*** Block opens ***

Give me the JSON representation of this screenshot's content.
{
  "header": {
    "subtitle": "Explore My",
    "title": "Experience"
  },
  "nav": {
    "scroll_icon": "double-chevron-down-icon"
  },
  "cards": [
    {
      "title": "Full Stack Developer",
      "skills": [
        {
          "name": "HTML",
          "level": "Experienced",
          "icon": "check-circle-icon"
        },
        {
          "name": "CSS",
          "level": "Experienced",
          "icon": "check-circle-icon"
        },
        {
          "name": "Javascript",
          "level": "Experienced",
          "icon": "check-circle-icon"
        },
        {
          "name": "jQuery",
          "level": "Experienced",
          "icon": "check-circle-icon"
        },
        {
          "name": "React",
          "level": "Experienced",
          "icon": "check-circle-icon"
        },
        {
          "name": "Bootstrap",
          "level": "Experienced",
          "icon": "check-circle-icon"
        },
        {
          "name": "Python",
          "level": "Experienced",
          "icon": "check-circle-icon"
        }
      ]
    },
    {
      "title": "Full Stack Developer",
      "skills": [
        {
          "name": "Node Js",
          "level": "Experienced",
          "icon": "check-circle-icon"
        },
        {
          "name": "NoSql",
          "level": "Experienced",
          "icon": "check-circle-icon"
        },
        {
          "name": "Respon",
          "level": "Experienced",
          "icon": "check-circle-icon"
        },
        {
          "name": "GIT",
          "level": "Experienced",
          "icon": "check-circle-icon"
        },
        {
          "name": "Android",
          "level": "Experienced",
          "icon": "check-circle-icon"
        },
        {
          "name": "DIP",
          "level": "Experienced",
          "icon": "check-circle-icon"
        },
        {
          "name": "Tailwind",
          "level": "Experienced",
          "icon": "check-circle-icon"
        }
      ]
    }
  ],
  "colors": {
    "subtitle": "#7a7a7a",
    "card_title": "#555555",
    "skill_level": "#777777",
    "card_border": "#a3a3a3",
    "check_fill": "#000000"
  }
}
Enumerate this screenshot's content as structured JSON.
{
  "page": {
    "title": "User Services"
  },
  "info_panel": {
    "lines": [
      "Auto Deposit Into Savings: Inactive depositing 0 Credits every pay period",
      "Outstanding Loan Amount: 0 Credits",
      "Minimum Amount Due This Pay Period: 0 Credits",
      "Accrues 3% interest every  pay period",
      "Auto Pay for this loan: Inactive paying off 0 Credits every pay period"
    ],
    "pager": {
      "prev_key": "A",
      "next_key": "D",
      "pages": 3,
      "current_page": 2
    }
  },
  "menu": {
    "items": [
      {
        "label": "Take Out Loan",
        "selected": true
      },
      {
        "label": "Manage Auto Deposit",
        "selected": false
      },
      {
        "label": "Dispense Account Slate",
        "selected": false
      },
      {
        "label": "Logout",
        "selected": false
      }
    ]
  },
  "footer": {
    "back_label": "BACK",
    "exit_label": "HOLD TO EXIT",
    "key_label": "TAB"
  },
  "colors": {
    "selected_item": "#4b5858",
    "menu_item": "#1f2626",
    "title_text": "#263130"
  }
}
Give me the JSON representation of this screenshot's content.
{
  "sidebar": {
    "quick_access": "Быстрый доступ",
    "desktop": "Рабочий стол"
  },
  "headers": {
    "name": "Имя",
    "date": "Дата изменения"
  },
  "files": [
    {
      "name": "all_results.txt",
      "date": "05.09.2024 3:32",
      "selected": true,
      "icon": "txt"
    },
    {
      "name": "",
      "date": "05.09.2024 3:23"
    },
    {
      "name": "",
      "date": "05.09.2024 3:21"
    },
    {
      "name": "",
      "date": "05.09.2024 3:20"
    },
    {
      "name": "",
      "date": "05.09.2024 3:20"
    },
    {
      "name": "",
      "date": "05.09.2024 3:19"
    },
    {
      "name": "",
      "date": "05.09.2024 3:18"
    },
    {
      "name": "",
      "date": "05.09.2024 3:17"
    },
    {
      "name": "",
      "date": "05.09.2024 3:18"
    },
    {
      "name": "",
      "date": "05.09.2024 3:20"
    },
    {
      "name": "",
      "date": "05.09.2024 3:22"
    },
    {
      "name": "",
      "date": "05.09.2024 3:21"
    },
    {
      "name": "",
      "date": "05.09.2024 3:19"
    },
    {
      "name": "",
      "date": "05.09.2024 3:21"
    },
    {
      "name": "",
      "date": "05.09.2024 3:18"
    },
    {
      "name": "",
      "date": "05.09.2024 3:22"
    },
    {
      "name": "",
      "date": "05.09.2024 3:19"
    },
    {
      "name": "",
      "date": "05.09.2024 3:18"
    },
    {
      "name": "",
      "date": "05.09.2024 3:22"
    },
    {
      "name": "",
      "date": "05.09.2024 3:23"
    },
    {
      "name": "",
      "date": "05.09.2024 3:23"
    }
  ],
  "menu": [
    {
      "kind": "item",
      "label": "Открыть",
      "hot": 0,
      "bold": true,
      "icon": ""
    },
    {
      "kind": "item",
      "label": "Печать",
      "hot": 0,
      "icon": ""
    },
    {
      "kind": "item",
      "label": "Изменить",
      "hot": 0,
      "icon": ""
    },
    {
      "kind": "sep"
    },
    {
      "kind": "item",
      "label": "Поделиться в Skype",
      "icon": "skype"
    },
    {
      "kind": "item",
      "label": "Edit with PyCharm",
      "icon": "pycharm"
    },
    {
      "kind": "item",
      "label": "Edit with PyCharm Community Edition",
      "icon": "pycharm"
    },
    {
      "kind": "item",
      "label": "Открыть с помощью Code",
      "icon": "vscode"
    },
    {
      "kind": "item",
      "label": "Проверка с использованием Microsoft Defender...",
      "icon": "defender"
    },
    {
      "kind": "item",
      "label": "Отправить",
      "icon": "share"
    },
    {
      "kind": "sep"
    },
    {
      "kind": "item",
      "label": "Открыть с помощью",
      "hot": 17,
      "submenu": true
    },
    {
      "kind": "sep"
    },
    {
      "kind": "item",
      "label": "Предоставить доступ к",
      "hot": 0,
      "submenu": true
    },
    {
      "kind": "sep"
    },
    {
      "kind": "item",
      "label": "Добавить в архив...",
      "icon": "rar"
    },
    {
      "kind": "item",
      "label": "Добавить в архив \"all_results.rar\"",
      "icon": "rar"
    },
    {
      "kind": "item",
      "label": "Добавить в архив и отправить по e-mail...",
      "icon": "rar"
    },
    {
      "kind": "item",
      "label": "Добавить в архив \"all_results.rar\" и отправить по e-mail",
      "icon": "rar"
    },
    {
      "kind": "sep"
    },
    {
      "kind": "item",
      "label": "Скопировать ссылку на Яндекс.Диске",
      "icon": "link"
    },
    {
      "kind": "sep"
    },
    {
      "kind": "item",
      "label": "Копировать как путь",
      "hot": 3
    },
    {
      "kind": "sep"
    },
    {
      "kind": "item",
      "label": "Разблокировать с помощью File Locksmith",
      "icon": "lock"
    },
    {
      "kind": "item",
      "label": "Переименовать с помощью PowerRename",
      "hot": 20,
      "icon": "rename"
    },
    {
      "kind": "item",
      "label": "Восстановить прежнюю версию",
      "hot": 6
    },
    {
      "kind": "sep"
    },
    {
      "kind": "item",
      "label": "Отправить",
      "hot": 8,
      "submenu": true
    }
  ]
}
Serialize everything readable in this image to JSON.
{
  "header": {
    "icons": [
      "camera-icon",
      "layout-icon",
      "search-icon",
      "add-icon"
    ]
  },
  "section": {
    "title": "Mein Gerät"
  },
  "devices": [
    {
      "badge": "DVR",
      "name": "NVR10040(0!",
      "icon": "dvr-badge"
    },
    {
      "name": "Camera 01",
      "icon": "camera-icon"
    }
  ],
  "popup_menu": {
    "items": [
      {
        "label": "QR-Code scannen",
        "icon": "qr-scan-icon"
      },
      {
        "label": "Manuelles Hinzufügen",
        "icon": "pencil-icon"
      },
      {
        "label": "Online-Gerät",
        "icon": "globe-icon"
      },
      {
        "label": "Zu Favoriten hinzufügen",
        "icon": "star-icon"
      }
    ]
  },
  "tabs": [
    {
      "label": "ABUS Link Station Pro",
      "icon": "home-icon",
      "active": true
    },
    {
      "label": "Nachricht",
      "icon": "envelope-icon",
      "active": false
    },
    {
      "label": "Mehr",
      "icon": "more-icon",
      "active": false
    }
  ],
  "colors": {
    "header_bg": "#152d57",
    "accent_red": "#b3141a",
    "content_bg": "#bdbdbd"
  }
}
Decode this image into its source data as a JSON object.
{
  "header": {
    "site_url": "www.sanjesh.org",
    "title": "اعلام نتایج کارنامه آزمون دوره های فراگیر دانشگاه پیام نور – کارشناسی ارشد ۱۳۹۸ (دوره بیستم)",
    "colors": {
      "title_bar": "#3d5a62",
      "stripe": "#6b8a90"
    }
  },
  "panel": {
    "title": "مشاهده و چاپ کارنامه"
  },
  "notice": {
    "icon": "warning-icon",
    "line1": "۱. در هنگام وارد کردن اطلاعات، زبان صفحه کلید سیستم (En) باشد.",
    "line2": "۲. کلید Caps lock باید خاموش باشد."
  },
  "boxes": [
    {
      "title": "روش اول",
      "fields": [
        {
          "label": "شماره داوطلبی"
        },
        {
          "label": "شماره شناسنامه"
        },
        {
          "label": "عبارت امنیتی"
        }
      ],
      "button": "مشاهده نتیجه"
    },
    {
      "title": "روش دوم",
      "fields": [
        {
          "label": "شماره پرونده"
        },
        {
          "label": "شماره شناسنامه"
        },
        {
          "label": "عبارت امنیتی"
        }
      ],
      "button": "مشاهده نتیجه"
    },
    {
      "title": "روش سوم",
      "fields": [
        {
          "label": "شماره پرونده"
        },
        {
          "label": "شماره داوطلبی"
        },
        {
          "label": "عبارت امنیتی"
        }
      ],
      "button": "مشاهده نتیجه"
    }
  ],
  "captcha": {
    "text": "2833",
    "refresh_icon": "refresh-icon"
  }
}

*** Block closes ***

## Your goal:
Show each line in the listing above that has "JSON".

## Solution:
Give me the JSON representation of this screenshot's content.
Enumerate this screenshot's content as structured JSON.
Give me the JSON representation of this screenshot's content.
Serialize everything readable in this image to JSON.
Decode this image into its source data as a JSON object.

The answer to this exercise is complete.